by Geoff Webb
The revolution will not be given theatrical release.
At least, not in director Chan Tze-woon’s native Hong Kong, where his eagerly-anticipated documentary Yellowing—a love letter to the romantic idealism of youth and case study of modern dissent—was declared likely to provoke civil unrest and denied the opportunity for public screenings among the film’s subjects.
The story of the Umbrella Movement of the fall of 2014, in which a hundred thousand pro-democracy protestors took to the streets in a months-long occupation of Hong Kong’s busiest intersections, will feel familiar to those who experienced the exasperating futility of the Occupy protests as an existential blow to our romantic psyche here at home. The pain is far more real in undemocratic Hong Kong, where there is a sharp divide between those who want a say and those who want to leave well enough alone. 2 years later, it appears more difficult than ever to speak aloud in Hong Kong.
And yet, a key highlight of Chan’s film is its insistent reminder of the irrepressible hope for change that lives on after the crackdown. And here in Vancouver, where a vibrant culture of change-makers are constantly searching for insights on how to turn the tide in a losing battle against apathy, Yellowing appears to have found its home.
To viewers here in urban Vancouver, the cityscape depicted in the film’s unassuming opening frame will feel quite familiar: in a quiet intersection in Hong Kong, all is perfectly calm. Suddenly, an impossibly bright flash of light illuminates the sky. More bursts of light quickly follow, and waves of crackling thunder echo through the city’s skyscrapers. It is the National Day of the People’s Republic of China, and Hong Kong’s pro-Chinese rulers are putting on a mesmerizing fireworks show. But something is wrong: the showering streams of light from the fireworks are slowly intermingled with visuals of steaming volleys of tear gas. The fireworks drown out the sound, but a frightening clash between protestors and police is taking place. Gas canisters ricochet off crumpled umbrellas hoisted by protestors, and waves of masked figures in riot gear rush toward us, shrouded in smoke and obscured by the chaos of terrified students blinded by the acrid chemicals. A feeling of confusion and despair takes over as the screen fades to black.
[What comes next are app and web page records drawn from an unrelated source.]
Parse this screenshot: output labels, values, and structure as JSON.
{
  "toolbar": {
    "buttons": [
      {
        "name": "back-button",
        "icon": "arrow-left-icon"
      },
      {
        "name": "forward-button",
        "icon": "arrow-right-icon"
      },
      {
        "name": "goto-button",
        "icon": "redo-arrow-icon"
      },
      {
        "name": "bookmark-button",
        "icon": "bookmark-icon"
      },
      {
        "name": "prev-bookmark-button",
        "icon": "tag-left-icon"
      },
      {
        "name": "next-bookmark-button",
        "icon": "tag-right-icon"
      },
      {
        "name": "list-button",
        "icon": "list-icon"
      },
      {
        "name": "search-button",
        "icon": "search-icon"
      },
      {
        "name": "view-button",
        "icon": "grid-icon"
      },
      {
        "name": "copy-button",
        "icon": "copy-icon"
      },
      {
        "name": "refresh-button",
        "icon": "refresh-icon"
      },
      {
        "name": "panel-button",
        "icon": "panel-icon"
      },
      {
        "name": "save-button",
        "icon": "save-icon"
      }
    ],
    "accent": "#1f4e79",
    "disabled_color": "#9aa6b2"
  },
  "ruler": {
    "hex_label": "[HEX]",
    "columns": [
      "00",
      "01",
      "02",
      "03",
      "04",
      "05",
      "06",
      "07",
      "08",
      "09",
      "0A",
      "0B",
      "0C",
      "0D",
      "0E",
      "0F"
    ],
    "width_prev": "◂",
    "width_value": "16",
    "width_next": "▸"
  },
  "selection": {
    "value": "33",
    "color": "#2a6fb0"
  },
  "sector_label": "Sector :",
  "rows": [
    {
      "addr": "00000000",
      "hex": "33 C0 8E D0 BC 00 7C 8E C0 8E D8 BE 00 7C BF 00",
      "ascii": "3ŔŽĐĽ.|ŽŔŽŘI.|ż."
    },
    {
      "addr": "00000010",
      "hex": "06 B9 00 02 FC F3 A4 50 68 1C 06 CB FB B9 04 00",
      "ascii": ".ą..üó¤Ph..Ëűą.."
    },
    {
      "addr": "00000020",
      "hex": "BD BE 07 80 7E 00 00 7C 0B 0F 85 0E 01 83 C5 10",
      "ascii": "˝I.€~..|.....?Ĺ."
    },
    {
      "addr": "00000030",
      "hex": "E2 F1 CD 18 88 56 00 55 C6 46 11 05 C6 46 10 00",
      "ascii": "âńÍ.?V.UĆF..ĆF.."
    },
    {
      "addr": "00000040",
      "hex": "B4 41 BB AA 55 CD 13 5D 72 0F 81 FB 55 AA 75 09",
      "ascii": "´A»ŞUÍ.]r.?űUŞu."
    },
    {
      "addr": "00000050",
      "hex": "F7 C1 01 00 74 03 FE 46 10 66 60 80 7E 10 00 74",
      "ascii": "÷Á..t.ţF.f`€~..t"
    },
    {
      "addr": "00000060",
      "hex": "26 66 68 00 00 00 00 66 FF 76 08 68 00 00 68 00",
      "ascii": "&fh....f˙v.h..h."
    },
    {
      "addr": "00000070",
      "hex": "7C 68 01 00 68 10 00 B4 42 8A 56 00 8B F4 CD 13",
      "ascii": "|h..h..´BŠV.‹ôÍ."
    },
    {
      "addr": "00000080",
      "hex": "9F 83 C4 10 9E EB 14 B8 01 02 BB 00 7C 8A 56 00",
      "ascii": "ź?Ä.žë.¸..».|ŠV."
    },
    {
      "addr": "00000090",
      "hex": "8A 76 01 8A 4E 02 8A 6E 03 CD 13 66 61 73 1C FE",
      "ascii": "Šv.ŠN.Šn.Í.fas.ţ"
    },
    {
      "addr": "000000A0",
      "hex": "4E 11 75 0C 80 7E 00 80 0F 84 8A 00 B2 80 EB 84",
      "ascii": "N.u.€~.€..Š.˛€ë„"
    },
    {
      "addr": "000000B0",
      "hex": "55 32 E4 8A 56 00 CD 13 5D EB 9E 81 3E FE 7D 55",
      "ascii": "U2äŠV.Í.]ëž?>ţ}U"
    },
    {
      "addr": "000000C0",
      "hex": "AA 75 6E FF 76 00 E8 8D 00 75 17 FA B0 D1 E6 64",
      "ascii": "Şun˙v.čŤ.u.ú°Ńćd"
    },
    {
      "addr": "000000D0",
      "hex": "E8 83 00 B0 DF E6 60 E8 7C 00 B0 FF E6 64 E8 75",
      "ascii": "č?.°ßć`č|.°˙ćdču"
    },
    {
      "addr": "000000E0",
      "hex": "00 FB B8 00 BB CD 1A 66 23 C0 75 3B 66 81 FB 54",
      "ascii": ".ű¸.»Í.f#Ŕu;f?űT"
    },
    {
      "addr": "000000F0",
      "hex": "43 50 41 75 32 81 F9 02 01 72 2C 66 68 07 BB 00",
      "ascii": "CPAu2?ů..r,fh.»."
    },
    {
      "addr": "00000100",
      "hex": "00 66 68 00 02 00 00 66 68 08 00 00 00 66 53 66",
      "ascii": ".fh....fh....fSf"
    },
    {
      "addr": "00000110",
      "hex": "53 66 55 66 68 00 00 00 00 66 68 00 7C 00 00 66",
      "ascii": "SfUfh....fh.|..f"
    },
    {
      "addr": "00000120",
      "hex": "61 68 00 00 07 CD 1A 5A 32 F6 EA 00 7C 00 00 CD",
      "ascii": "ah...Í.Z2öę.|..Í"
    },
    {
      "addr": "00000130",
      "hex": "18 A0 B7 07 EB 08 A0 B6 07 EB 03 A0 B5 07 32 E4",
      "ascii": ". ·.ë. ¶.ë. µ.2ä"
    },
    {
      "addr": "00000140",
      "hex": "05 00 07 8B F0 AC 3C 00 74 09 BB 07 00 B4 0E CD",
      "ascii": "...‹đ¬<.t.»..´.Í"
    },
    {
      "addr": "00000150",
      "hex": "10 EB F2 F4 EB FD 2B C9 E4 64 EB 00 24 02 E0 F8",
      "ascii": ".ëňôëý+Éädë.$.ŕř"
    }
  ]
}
With the exception of a decidedly awkward punch delivered to the cameraman off-screen later in the film, this is, thankfully, the most violently dramatic things become. In 2014 Hong Kong, there would be no Tiananmen, no Bloody Sunday, no Katyn massacre. Suppression of the revolt against Chinese rulers is left to the Hong Kong police, and while the filmmaker’s point of view is squarely from the side of the students, we are reminded that, to the protestors, “We are all Hong Kongers. Even if we lose, they will not win.” There is an air of arguing with oneself that continually frustrates everyone involved.
To experience the 79 days of protest through Chan Tze-woon’s eyes is to understand what it is to be truly powerless, and yet exhilarated and emboldened by the resilience of those around you. 16-year olds who have never even dreamed of jaywalking are organizing resource centers, distributing supplies and calmly giving directions designed to avoid panic and congestion through megaphones. But the most touching thing about Yellowing is that it does not idolize its heroes, even as they fawn over their own protestor idols. “Can I ask for his autograph?” the most driven one of them all asks when a popular student spokesperson walks past. “Is that lame?” Others shamelessly admit to their cowardice in the face of an omnipresent enemy, while still others even more shamelessly admit the opposite: “I want to know what it feels like to be arrested.” This boy quickly corrects himself, however: “I would be going to jail for the future of Hong Kong.”
Equally engaging (and enraging) is the rising tide of those who carry blue ribbons in stark contrast of the yellow of the protestors’: those who see the students as rabble-rousing deadbeats sleeping in the street and blocking traffic for lack of anything better to do. Protestors are yelled down and pushed in the street. Chan’s interviews are regularly interrupted by passersby eager to vent their frustration upon the troublemakers. Faced with dwindling numbers and daily attrition towards the end, and teach-ins that continually fail, protestors must admit that a key undermining factor in their struggle is their own complacent upbringing. The surest way to silence a classroom-full of Hong Kongers, we soon learn, is to simply ask: “Does anyone have any questions?”
And yet, this is a resoundingly hopeful film; it is clear that regardless of what happens on the frontline or in increasingly disappointing negotiations, a private war is being won here at street-level. The story of the rise and fall of the 2014 Umbrella Movement is a strange and wonderful one, and Chan Tze-woon has done important work in conveying with candid humour and vitality the story of a few students who braved batons and ridicule in hopes of meaningful change. Let’s hope the right people see it.